This article by Pete Walker astounded me with the breadth of knowledge and detail entailed. I could identify with it, thinking no wonder I am tired! Recovery is a full-time job in itself, and by that I mean recovering who you were before the events, and who you were set to become. It is confronting (albeit healing), to uncover why you do the things you do, and respond the way you do. Your beautiful, brilliant mind conjured up all sorts of ways to cope!
We had seen a video on how to make fairy lanterns, and went to a discount store to find the jars, tissue paper and glitter required for our project. I had felt the need to apply a mixture of turquoise, blue and purple to my hair. Now, when you front up amongst a crowd in a quirky manner, certain people gravitate to you. The artists, the poets, the dreamers…They see in you a kindred spirit. I stood in front of an aisle of craft supplies, discombobulated at the wide array, uncertain of which to choose. I noted a lady facing the same conundrum, next to my daughter and I, and smiled at her sympathetically. She was tall, with bohemian clothing and a funky short hairdo. “Excuse me,” she said, “could you help me?” She had a bag of marbles in one hand and a jar in the other. “Do you think these will fit in this jar?” “Afraid not, especially the bigger marbles,” I replied. She explained that somebody very dear to her was facing a deluge of sorrow, and was hanging on by a spindle. They had expressed that they were afraid they were losing their marbles. “I want to present them with their marbles,” the woman stated. “I need them to know that I care; that what is taken can be replaced.” I squeezed her hand. “You are a good person.”
I guess my fairy lanterns are also thematic. Here are these little fairies, highlighted with a background light, illuminating the way. When I was in the clinic as a teenager, I was privy to many stories. I recall that the term PTSD was rarely used back then. It was called ‘the horrors’ instead. I was fourteen, and quite naïve. I became friends with a gentle fellow called Denis. He was kind and funny, and also severely traumatized. He quietly told me that he had been a vet. “How wonderful! I love animals,” I smiled. “Bless you, kid,” he laughed. I learnt over time what he actually meant as I heard him scream throughout the night; witnessed him slip into catatonia for days on end. I was told I had a strong mind, which bounced back like an elastic band, no matter what I was enduring. I wasn’t even clinically depressed, according to the experts. Rather, I railed against cruelty and abuse, to the extent that I would prefer to leave this world than remain in suspended animation. As my own PTSD began, I thought about Denis often, how despite our generation gap, we had this horrendous condition in common.
My mind takes me to dark places and I regularly fall into deep depression. None is more surprised than I. I am a genuinely happy soul, who can seemingly bounce back from anything life hurls at me. I call myself a smiling, laughing depressive. I have been around long enough to understand what my triggers are, and try my best to avoid them. I have a delayed reaction to triggers. I may explode a day or two later. I need time alone to process what has transpired.
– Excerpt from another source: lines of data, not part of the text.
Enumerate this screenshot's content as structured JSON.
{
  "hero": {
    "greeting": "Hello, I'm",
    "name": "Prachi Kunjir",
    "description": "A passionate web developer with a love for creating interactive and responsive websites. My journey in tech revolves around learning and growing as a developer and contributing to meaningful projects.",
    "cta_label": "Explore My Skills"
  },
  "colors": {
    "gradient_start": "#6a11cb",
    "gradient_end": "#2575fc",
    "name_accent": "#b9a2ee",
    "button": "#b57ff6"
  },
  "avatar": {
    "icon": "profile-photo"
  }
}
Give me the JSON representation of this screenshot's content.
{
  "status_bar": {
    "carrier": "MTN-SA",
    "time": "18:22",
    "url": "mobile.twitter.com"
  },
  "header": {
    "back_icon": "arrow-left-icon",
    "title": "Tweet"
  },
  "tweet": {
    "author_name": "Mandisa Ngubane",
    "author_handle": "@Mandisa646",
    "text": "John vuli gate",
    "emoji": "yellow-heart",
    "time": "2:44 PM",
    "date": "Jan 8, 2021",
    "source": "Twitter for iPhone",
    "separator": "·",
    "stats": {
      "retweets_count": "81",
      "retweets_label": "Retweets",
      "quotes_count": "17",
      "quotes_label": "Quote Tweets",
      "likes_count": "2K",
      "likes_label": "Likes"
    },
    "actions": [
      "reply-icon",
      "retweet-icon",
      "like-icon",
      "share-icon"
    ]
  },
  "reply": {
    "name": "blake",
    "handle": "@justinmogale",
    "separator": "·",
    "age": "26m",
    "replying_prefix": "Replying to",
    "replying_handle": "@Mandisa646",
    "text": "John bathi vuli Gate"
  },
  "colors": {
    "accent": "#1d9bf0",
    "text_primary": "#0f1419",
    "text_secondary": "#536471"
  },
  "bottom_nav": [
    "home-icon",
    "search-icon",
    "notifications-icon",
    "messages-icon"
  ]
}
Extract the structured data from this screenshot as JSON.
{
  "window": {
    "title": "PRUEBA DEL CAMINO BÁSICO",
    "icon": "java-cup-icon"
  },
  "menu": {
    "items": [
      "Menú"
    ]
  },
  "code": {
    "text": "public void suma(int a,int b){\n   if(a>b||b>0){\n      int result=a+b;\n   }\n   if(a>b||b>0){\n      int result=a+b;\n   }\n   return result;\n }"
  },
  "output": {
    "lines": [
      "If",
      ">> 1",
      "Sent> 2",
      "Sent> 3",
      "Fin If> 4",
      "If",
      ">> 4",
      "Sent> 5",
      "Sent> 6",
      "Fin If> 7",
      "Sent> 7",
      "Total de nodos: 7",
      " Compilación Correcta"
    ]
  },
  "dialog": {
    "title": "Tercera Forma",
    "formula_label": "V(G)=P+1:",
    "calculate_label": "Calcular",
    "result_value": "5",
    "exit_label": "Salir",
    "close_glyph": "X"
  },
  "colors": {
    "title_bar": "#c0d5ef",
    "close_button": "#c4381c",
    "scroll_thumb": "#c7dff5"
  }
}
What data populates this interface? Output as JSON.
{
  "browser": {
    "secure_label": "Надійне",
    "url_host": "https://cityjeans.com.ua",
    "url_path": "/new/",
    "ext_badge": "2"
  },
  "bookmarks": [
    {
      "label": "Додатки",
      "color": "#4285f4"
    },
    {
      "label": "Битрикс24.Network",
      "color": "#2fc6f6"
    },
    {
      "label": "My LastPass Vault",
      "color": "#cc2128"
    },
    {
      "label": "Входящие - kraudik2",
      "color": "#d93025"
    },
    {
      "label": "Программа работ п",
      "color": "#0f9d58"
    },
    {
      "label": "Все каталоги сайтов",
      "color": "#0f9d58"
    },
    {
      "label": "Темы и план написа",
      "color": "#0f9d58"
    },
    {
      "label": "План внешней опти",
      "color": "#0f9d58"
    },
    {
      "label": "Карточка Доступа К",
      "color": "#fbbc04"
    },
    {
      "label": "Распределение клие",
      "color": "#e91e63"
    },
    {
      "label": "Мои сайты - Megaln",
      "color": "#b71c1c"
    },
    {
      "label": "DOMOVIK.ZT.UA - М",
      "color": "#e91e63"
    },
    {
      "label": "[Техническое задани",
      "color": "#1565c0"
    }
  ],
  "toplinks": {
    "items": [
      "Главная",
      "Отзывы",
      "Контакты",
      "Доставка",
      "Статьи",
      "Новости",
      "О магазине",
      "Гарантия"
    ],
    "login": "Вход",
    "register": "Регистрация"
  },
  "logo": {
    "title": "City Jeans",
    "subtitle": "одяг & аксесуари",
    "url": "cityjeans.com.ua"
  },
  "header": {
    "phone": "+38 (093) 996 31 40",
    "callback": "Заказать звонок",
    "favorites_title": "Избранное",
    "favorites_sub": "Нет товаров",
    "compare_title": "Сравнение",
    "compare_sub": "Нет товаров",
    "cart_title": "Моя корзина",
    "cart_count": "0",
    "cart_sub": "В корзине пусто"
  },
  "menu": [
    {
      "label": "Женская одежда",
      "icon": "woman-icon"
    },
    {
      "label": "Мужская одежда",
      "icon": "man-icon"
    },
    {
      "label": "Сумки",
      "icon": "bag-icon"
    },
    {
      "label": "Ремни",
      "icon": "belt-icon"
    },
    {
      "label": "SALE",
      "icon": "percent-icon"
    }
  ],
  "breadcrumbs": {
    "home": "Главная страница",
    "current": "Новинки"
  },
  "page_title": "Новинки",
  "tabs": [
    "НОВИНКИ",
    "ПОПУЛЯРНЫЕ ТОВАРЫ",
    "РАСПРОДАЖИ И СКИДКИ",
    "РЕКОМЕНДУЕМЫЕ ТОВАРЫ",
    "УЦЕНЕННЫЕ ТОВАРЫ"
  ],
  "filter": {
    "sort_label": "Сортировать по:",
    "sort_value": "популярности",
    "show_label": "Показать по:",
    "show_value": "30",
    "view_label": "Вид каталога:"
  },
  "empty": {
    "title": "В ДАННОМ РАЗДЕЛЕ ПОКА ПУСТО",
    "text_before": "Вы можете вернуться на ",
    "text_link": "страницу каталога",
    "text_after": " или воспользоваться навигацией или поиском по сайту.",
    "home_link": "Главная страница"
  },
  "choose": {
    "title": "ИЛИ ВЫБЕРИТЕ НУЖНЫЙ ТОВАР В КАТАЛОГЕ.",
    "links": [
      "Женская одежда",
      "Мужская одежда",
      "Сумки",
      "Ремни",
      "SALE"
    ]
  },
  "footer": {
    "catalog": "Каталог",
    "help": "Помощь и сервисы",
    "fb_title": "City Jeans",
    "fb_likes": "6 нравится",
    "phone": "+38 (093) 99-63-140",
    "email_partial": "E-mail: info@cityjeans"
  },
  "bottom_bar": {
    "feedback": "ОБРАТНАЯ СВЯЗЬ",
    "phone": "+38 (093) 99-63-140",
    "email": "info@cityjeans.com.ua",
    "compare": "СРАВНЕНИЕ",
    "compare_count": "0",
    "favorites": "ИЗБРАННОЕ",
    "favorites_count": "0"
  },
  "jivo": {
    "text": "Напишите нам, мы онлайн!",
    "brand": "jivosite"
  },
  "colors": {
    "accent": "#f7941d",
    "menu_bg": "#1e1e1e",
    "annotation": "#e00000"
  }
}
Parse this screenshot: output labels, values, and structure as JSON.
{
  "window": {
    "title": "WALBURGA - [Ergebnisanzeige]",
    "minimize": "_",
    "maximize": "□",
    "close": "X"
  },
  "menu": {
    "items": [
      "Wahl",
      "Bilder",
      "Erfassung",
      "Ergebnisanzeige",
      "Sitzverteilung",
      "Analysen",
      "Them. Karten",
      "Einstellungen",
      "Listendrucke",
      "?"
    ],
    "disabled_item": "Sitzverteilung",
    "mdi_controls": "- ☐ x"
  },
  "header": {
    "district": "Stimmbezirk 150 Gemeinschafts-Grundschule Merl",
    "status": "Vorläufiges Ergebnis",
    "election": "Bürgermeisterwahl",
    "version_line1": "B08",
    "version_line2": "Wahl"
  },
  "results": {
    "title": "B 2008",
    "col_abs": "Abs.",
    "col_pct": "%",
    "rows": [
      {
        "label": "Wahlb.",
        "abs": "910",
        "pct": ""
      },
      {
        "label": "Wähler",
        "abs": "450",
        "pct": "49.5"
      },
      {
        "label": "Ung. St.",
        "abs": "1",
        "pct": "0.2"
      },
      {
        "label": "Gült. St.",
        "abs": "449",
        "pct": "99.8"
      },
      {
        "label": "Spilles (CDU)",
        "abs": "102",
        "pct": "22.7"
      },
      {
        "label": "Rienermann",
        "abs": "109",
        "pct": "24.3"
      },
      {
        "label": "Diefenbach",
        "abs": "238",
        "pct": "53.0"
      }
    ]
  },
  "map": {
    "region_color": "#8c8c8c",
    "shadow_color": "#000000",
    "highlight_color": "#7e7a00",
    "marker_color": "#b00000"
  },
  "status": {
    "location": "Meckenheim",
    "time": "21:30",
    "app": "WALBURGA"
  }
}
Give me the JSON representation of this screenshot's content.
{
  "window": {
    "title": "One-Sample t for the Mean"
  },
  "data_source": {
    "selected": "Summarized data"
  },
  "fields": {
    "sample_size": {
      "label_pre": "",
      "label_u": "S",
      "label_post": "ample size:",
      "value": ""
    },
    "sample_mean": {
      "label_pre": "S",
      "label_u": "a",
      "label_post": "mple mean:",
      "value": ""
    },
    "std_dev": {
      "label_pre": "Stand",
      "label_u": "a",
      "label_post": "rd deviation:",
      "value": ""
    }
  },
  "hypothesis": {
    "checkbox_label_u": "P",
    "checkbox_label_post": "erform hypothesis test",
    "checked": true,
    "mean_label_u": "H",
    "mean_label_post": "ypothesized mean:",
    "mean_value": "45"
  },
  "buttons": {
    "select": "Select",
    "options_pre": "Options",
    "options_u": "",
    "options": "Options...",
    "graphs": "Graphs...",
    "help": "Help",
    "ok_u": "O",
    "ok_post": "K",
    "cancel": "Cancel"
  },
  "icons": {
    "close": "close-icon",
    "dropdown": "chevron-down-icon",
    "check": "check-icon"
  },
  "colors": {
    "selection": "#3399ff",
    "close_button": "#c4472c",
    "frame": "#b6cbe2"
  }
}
Alcohol is a no-go zone at such times, as it leads to dreadful melancholy when I already feel low. I have to get out in the fresh air and walk. I have to turn off the phone and not have too much stimulation. Now is the time to get out my first aid kit. It contains ambient music, books, exercise, essential oils, candles, soup, a fruit platter, gardening, art, writing, playing with my daughter, the theatre and retreat. I am a happy woman with a tortured soul. It is quite the dichotomy. I have had to save my life many times over. There have been mountains that have seemed unconquerable; events too awful at first glance to be survivable. I have had to make that choice.
There is hope beckoning to me outside the bramble where I lay. There always has been. I cut through the brackets to reach my friends, and my life. Life as a smiling, laughing depressive can be confusing. It is concealed from other people, and felt behind the scenes. “You are always smiling and appear happy darling,” an elderly friend once said, “but I see the sadness in your eyes when you think nobody is looking.” I told her she was far too perceptive. I think my spirit animal is the phoenix. Ignited by passion and a love of life, and consumed by the same. Perishing and emerging in an endless cycle. You can be the most positive, joyous person around, and still be pursued by depression and anxiety. The two states eye each other off warily. As long as you have a jar of marbles, you will never lose your own. My fairy lanterns are visible proof of an illumination inside my mind which can never be extinguished, despite the odds.
We are stronger than we believe we are, and can survive what we thought we couldn’t. We are also fragile, and deserving of kindness. If you have been through trauma, your brain has been left battered and bruised. It needs love and time set aside in its quest for reparation. I can’t help being an extroverted introvert. It’s who I am. I love people, and socializing and I also adore being alone. The same is true for being a smiling depressive. I love this life, and have had to reconcile the fact I was almost destroyed by it. My path isn’t paved, and nor is it straight. At least I have my lantern to light my way.